WSJ: Roads and Bridges Can Bridge the Parties
Out in today’s Wall Street Journal, Gov. Kasich authored an op-ed about the ongoing discussions in D.C. about investing in America’s vital infrastructure.
By John R. Kasich
‘Finally—something America can agree on!” That was my thought seeing President Trump, Speaker Nancy Pelosi and Senate Minority Leader Chuck Schumer discuss infrastructure last week.
Transportation, which is only possible with safe, solid infrastructure, is essential to the U.S. economy. A nation that grows and makes things must also be able to move things. Yet transportation infrastructure hasn’t kept pace with states’ most pressing needs.
That problem won’t be solved by piling even more debt on our children to finance central planning from Washington. Unfortunately, it appears that Congress and the White House are heading toward a $2 trillion federal spending plan. That’s getting it wrong. Getting it right would require returning money and control back to the states.
When I became Ohio’s governor in 2011, we got creative. With an infrastructure funding shortfall and no help in sight from Washington, we leveraged the untapped value of the Ohio Turnpike. By issuing bonds against future turnpike revenue, we put an additional $1.5 billion into our highways—all without raising the state gasoline tax. During my eight years as governor, Ohio invested a record $16.4 billion in transportation infrastructure, financing important repairs and construction.

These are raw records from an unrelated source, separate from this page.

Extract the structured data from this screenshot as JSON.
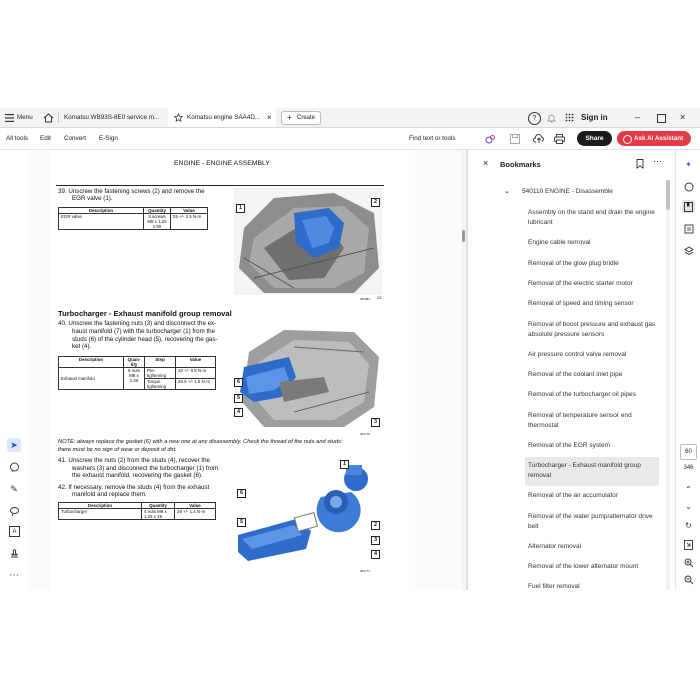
{
  "tabs": {
    "menu_label": "Menu",
    "tab1_label": "Komatsu WB93S-8E0 service m...",
    "tab2_label": "Komatsu engine SAA4D...",
    "create_label": "Create",
    "sign_in_label": "Sign in"
  },
  "toolbar": {
    "all_tools": "All tools",
    "edit": "Edit",
    "convert": "Convert",
    "esign": "E-Sign",
    "find": "Find text or tools",
    "share": "Share",
    "ask_ai": "Ask AI Assistant"
  },
  "page": {
    "header": "ENGINE - ENGINE ASSEMBLY",
    "step39": "39.   Unscrew the fastening screws (2) and remove the",
    "step39b": "EGR valve (1).",
    "t1": {
      "h1": "Description",
      "h2": "Quantity",
      "h3": "Value",
      "r1c1": "EGR valve",
      "r1c2": "3 screws M8 x 1.25 x 90",
      "r1c3": "25 +/- 2.5 N·m"
    },
    "fig1_code": "281981",
    "section_title": "Turbocharger - Exhaust manifold group removal",
    "step40a": "40.   Unscrew the fastening nuts (3) and disconnect the ex-",
    "step40b": "haust manifold (7) with the turbocharger (1) from the",
    "step40c": "studs (6) of the cylinder head (5), recovering the gas-",
    "step40d": "ket (4).",
    "t2": {
      "h1": "Description",
      "h2": "Quan-tity",
      "h3": "Step",
      "h4": "Value",
      "r1c1": "Exhaust manifold",
      "r1c2": "8 nuts M8 x 1.25",
      "r1c3a": "Pre-tightening",
      "r1c4a": "10 +/- 0.5 N·m",
      "r1c3b": "Torque tightening",
      "r1c4b": "28.5 +/- 1.5 N·m"
    },
    "fig2_code": "281776",
    "note1": "NOTE: always replace the gasket (6) with a new one at any disassembly. Check the thread of the nuts and studs:",
    "note2": "there must be no sign of wear or deposit of dirt.",
    "step41a": "41.   Unscrew the nuts (2) from the studs (4), recover the",
    "step41b": "washers (3) and disconnect the turbocharger (1) from",
    "step41c": "the exhaust manifold, recovering the gasket (6).",
    "step42a": "42.   If necessary, remove the studs (4) from the exhaust",
    "step42b": "manifold and replace them.",
    "t3": {
      "h1": "Description",
      "h2": "Quantity",
      "h3": "Value",
      "r1c1": "Turbocharger",
      "r1c2": "4 nuts M8 x 1.25 x 25",
      "r1c3": "28 +/- 1.4 N·m"
    },
    "fig3_code": "281777",
    "page_num_small": "22",
    "callouts": {
      "c1": "1",
      "c2": "2",
      "c3": "3",
      "c4": "4",
      "c5": "5",
      "c6": "6",
      "c7": "7"
    }
  },
  "bookmarks": {
    "title": "Bookmarks",
    "parent": "540110   ENGINE - Disassemble",
    "items": [
      "Assembly on the stand end drain the engine lubricant",
      "Engine cable removal",
      "Removal of the glow plug bridle",
      "Removal of the electric starter motor",
      "Removal of speed and timing sensor",
      "Removal of boost pressure and exhaust gas absolute pressure sensors",
      "Air pressure control valve removal",
      "Removal of the coolant inlet pipe",
      "Removal of the turbocharger oil pipes",
      "Removal of temperature sensor end thermostat",
      "Removal of the EGR system",
      "Turbocharger - Exhaust manifold group removal",
      "Removal of the air accumulator",
      "Removal of the water pump/alternator drive belt",
      "Alternator removal",
      "Removal of the lower alternator mount",
      "Fuel filter removal"
    ]
  },
  "navigation": {
    "current_page": "60",
    "total_pages": "346"
  },
  "colors": {
    "accent_red": "#e63946",
    "engine_blue": "#2f6bc9",
    "selected_bookmark_bg": "#e9e9e9"
  }
}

We found solutions in Ohio despite a flawed system that leaves states and municipalities responsible for building and repairing their streets, highways and bridges but leaves most of the fiscal and decision-making power in Washington. The problem is made worse by stagnating federal gasoline-tax revenue, which weakens federal support to the states for transportation infrastructure.
Any new plan should shift control of infrastructure funding to states and municipalities, letting them directly manage their needs and establish their own priorities. That was the aim of a bill I sponsored in 1998 as a member of Congress. The bill failed, but the idea is needed more than ever.
Instead of sending gas-tax money to Washington, which keeps some and returns only part of the money to the states, Congress should end the program. Scale back the 18.4-cent-a-gallon federal levy to a few cents a gallon, leaving enough money to maintain the interstate system and oversee other safety concerns. With the bulk of the tax eliminated, states would be responsible for levying their own taxes to build and maintain their transportation systems. States would regain control and stop losing money to Washington.
Washington could also help by removing regulations that prohibit state-collected tolls on interstate highways and keep states from privatizing rest areas. States need more options to finance infrastructure improvements, and drivers would get more value for their gasoline-tax dollars.
It’s time for Congress and the Trump administration to prove they are serious about improving U.S. infrastructure and capable of finding common ground on behalf of the American people.